■ WHAT YOU WILL DO
Your copy should hold every record verbatim and none of the pictures.

■ Web page and app entries
-=-=-

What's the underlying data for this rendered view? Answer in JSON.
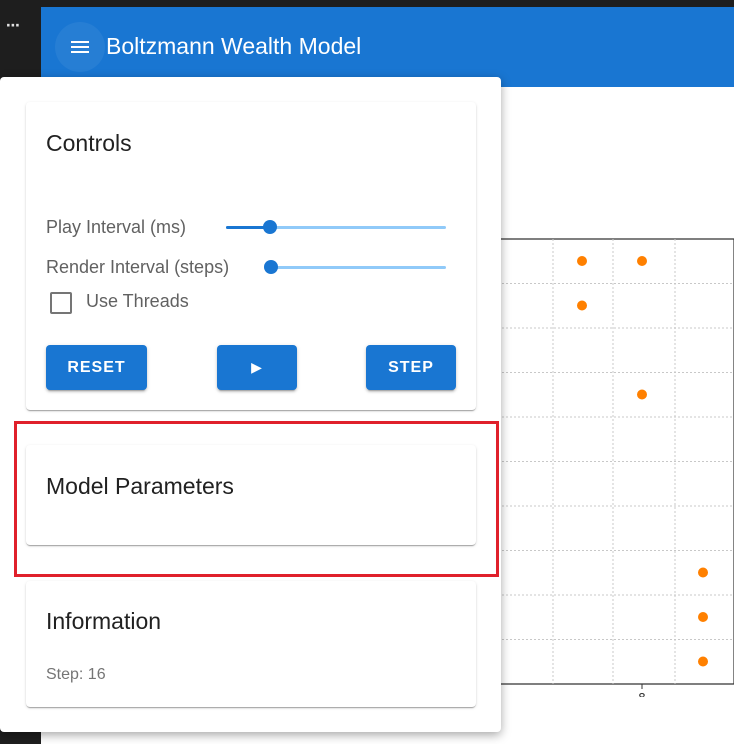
{
  "window": {
    "more_icon": "⋯"
  },
  "appbar": {
    "title": "Boltzmann Wealth Model",
    "menu_icon": "hamburger-menu-icon",
    "color": "#1976d2"
  },
  "controls": {
    "title": "Controls",
    "play_interval": {
      "label": "Play Interval (ms)",
      "value_fraction": 0.2
    },
    "render_interval": {
      "label": "Render Interval (steps)",
      "value_fraction": 0.0
    },
    "use_threads": {
      "label": "Use Threads",
      "checked": false
    },
    "buttons": {
      "reset": "RESET",
      "play": "▶",
      "step": "STEP"
    }
  },
  "model_parameters": {
    "title": "Model Parameters"
  },
  "information": {
    "title": "Information",
    "step_text": "Step: 16"
  },
  "chart_data": {
    "type": "scatter",
    "x_tick_labels": [
      "8"
    ],
    "grid": true,
    "point_color": "#ff8000",
    "points": [
      {
        "col": 7,
        "row": 0
      },
      {
        "col": 8,
        "row": 0
      },
      {
        "col": 7,
        "row": 1
      },
      {
        "col": 8,
        "row": 3
      },
      {
        "col": 9,
        "row": 7
      },
      {
        "col": 9,
        "row": 8
      },
      {
        "col": 9,
        "row": 9
      }
    ]
  }
}
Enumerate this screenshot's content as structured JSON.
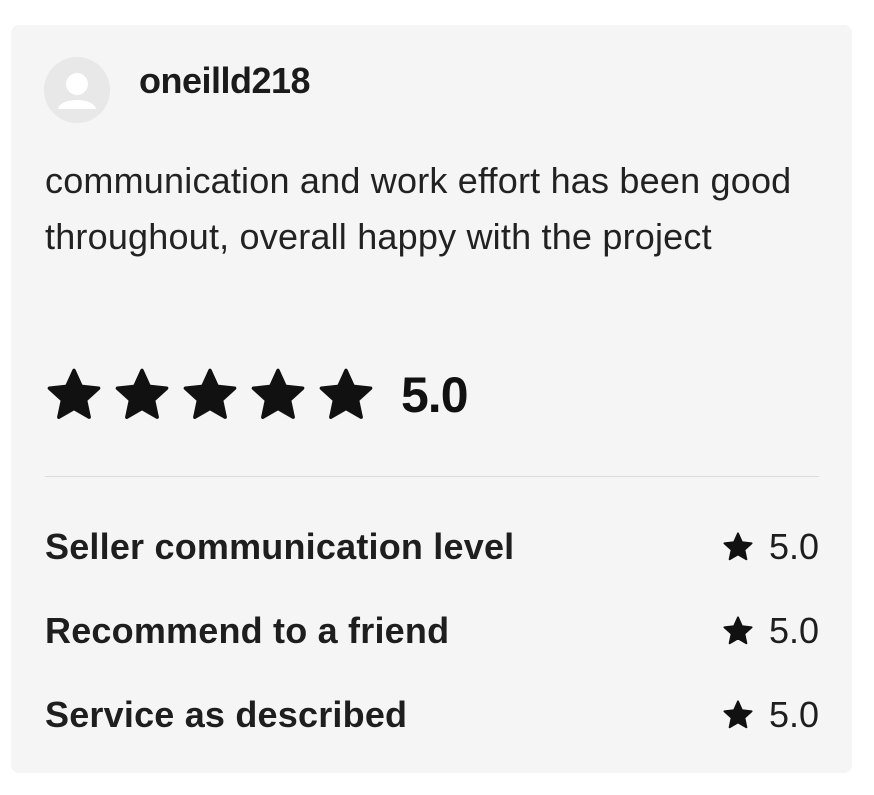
{
  "review": {
    "username": "oneilld218",
    "avatar_icon": "user-avatar-icon",
    "text": "communication and work effort has been good throughout, overall happy with the project",
    "overall_rating": "5.0",
    "overall_stars": 5,
    "star_icon": "star-icon",
    "colors": {
      "card_background": "#f5f5f5",
      "star": "#111111",
      "avatar": "#e8e8e8"
    },
    "sub_ratings": [
      {
        "label": "Seller communication level",
        "value": "5.0"
      },
      {
        "label": "Recommend to a friend",
        "value": "5.0"
      },
      {
        "label": "Service as described",
        "value": "5.0"
      }
    ]
  }
}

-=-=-

■ YOUR SOLUTION
What's the underlying data for this rendered view? Answer in JSON.
{
  "window": {
    "more_icon": "⋯"
  },
  "appbar": {
    "title": "Boltzmann Wealth Model",
    "menu_icon": "hamburger-menu-icon",
    "color": "#1976d2"
  },
  "controls": {
    "title": "Controls",
    "play_interval": {
      "label": "Play Interval (ms)",
      "value_fraction": 0.2
    },
    "render_interval": {
      "label": "Render Interval (steps)",
      "value_fraction": 0.0
    },
    "use_threads": {
      "label": "Use Threads",
      "checked": false
    },
    "buttons": {
      "reset": "RESET",
      "play": "▶",
      "step": "STEP"
    }
  },
  "model_parameters": {
    "title": "Model Parameters"
  },
  "information": {
    "title": "Information",
    "step_text": "Step: 16"
  },
  "chart_data": {
    "type": "scatter",
    "x_tick_labels": [
      "8"
    ],
    "grid": true,
    "point_color": "#ff8000",
    "points": [
      {
        "col": 7,
        "row": 0
      },
      {
        "col": 8,
        "row": 0
      },
      {
        "col": 7,
        "row": 1
      },
      {
        "col": 8,
        "row": 3
      },
      {
        "col": 9,
        "row": 7
      },
      {
        "col": 9,
        "row": 8
      },
      {
        "col": 9,
        "row": 9
      }
    ]
  }
}
Enumerate this screenshot's content as structured JSON.
{
  "review": {
    "username": "oneilld218",
    "avatar_icon": "user-avatar-icon",
    "text": "communication and work effort has been good throughout, overall happy with the project",
    "overall_rating": "5.0",
    "overall_stars": 5,
    "star_icon": "star-icon",
    "colors": {
      "card_background": "#f5f5f5",
      "star": "#111111",
      "avatar": "#e8e8e8"
    },
    "sub_ratings": [
      {
        "label": "Seller communication level",
        "value": "5.0"
      },
      {
        "label": "Recommend to a friend",
        "value": "5.0"
      },
      {
        "label": "Service as described",
        "value": "5.0"
      }
    ]
  }
}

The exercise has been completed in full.